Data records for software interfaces
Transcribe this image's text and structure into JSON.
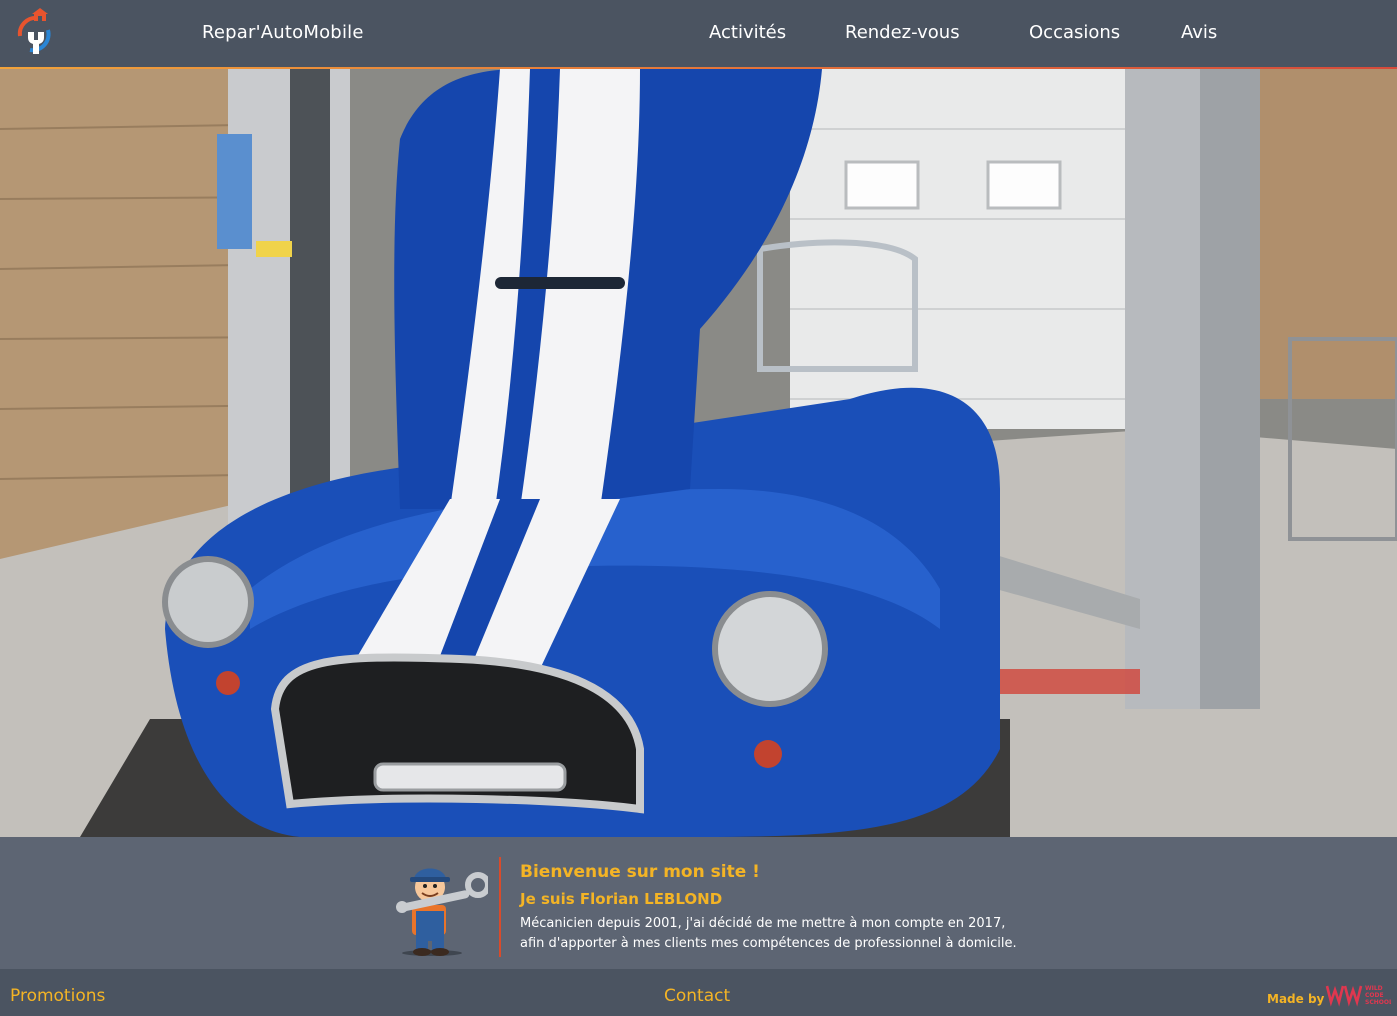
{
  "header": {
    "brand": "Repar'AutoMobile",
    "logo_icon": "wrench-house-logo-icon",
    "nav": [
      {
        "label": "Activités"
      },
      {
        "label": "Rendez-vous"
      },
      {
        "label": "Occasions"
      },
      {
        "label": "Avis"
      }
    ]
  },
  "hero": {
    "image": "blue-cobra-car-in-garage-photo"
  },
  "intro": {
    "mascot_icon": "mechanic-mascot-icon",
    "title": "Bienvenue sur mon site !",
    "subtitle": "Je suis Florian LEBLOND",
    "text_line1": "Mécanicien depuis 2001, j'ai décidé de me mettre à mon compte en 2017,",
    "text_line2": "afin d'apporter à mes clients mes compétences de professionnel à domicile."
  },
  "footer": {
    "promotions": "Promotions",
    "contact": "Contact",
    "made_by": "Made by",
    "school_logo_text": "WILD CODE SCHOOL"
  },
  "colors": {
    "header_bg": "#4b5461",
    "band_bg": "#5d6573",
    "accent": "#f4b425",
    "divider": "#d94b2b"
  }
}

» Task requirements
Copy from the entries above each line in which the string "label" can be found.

» Task solution
        "label": "Activités"
        "label": "Rendez-vous"
        "label": "Occasions"
        "label": "Avis"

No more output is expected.